Commands by abhikeny (2)

What's this?

commandlinefu.com is the place to record those command-line gems that you return to again and again. That way others can gain from your CLI wisdom and you from theirs too. All commands can be commented on, discussed and voted up or down.

Share Your Commands


Check These Out

Instant mirror from your laptop + webcam
Flips the y-axis to emulate a real mirror, uses low resolution for speed, this will also hide blemishes and the like :)

Updating the status on identi.ca using curl.
identica is an open source social networking and micro-blogging service. Based on Laconica, a micro-blogging software package built on the OpenMicroBlogging specification. http://identi.ca/

Print the 10 deepest directory paths

Which processes are listening on a specific port (e.g. port 80)
swap out "80" for your port of interest. Can use port number or named ports e.g. "http"

Find usb device in realtime
Using this command you can track a moment when usb device was attached.
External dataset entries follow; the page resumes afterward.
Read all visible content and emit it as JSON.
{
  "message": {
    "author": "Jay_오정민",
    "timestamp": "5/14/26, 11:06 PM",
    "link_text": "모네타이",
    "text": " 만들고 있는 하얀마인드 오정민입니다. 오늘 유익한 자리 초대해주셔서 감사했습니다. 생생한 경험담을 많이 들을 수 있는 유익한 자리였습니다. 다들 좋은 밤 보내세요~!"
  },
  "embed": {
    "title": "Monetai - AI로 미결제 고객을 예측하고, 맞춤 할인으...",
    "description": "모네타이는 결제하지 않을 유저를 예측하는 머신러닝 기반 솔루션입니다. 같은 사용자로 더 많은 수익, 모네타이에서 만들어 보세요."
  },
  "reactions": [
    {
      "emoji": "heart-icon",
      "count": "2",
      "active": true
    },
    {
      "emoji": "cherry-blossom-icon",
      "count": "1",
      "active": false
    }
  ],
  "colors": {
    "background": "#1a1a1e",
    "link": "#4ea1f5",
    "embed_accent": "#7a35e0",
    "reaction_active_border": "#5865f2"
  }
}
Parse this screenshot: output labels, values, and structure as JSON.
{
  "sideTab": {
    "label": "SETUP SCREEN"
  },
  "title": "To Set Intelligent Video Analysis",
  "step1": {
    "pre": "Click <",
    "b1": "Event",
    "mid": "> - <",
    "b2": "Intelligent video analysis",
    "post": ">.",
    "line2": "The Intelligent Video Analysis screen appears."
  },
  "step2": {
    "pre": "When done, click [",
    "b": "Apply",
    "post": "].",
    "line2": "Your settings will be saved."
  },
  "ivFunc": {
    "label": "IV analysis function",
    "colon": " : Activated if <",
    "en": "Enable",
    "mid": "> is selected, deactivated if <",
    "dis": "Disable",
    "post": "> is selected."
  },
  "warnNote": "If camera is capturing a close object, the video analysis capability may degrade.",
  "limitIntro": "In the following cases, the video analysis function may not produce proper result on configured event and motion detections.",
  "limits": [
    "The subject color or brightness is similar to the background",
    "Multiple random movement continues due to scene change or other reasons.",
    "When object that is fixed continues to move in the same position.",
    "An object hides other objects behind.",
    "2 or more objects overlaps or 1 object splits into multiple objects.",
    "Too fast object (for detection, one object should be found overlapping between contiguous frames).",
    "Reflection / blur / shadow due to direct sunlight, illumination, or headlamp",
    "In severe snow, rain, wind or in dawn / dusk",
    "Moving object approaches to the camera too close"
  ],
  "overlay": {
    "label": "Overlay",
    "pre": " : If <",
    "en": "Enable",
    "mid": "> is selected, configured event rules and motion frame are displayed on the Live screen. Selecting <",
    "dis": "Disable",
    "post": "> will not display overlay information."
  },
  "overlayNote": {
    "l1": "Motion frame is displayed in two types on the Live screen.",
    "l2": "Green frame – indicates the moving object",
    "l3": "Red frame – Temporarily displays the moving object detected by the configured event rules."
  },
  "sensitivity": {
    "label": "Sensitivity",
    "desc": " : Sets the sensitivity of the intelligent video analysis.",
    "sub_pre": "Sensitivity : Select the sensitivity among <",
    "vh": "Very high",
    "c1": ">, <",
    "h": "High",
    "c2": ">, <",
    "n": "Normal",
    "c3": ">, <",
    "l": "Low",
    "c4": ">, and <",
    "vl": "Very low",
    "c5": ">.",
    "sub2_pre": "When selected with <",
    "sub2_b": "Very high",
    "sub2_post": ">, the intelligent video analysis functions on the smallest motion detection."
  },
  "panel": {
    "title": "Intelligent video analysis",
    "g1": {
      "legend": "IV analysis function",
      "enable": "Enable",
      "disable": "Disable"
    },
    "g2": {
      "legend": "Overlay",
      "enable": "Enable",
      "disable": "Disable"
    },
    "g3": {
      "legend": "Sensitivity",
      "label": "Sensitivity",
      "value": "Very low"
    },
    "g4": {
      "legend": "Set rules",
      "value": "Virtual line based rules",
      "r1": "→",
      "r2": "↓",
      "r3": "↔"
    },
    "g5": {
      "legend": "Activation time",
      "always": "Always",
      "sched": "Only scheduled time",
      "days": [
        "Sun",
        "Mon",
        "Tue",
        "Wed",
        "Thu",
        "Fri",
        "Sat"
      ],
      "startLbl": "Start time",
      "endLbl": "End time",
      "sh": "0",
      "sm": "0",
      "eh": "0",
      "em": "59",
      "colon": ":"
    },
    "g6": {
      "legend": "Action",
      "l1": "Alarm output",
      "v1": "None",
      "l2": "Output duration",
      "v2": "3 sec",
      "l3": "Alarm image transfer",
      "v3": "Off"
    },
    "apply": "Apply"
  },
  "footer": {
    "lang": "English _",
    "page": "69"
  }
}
convert a web page into a png
This requires the command-line print extension (see #2861 for more details). I use it to make up complex images with formatted text using CSS and whatnot. It's a lot slicker than imagemagick for certain things. Now imagine using a local webserver with PHP and a database to generate the images. Oh, the possibilities...

Rename file to same name plus datestamp of last modification.
Note that the -i will not help in a script. Proper error checking is required.

Give {Open,True}Type files reasonable names
Just a quick hack to give reasonable filenames to TrueType and OpenType fonts. I'd accumulated a big bunch of bizarrely and inconsistently named font files in my ~/.fonts directory. I wanted to copy some, but not all, of them over to my new machine, but I had no idea what many of them were. This script renames .ttf files based on the name embedded inside the font. It will also work for .otf files, but make sure you change the mv part so it gives them the proper extension. REQUIREMENTS: Bash (for extended pattern globbing), showttf (Debian has it in the fontforge-extras package), GNU grep (for context), and rev (because it's hilarious). BUGS: Well, like I said, this is a quick hack. It grew piece by piece on the command line. I only needed to do this once and spent hardly any time on it, so it's a bit goofy. For example, I find 'rev | cut -f1 | rev' pleasantly amusing --- it seems so clearly wrong, and yet it works to print the last argument. I think flexibility in expressiveness like this is part of the beauty of Unix shell scripting. One-off tasks can be be written quickly, built-up as a person is "thinking aloud" at the command line. That's why Unix is such a huge boost to productivity: it allows each person to think their own way instead of enforcing some "right way". On a tangent: One of the things I wish commandlinefu would show is the command line HISTORY of the person as they developed the script. I think it's that conversation between programmer and computer, as the pipeline is built piece-by-piece, that is the more valuable lesson than any canned script.

Copy the full path of a file to the clipboard (requires xclip or similar)
Handy for those times you need to paste a file path in an IDE or some other app. sudo apt-get install xclip Then, for convenience, alias xclip to 'xclip -selection c' so you can just do something like realpath . | xclip

move you up one directory quickly
In bash, this turns on auto cd. If a command is just a directory name, it cd's into that directory.


Stay in the loop…

Follow the Tweets.

Every new command is wrapped in a tweet and posted to Twitter. Following the stream is a great way of staying abreast of the latest commands. For the more discerning, there are Twitter accounts for commands that get a minimum of 3 and 10 votes - that way only the great commands get tweeted.

» http://twitter.com/commandlinefu
» http://twitter.com/commandlinefu3
» http://twitter.com/commandlinefu10

Subscribe to the feeds.

Use your favourite RSS aggregator to stay in touch with the latest commands. There are feeds mirroring the 3 Twitter streams as well as for virtually every other subset (users, tags, functions,…):

Subscribe to the feed for: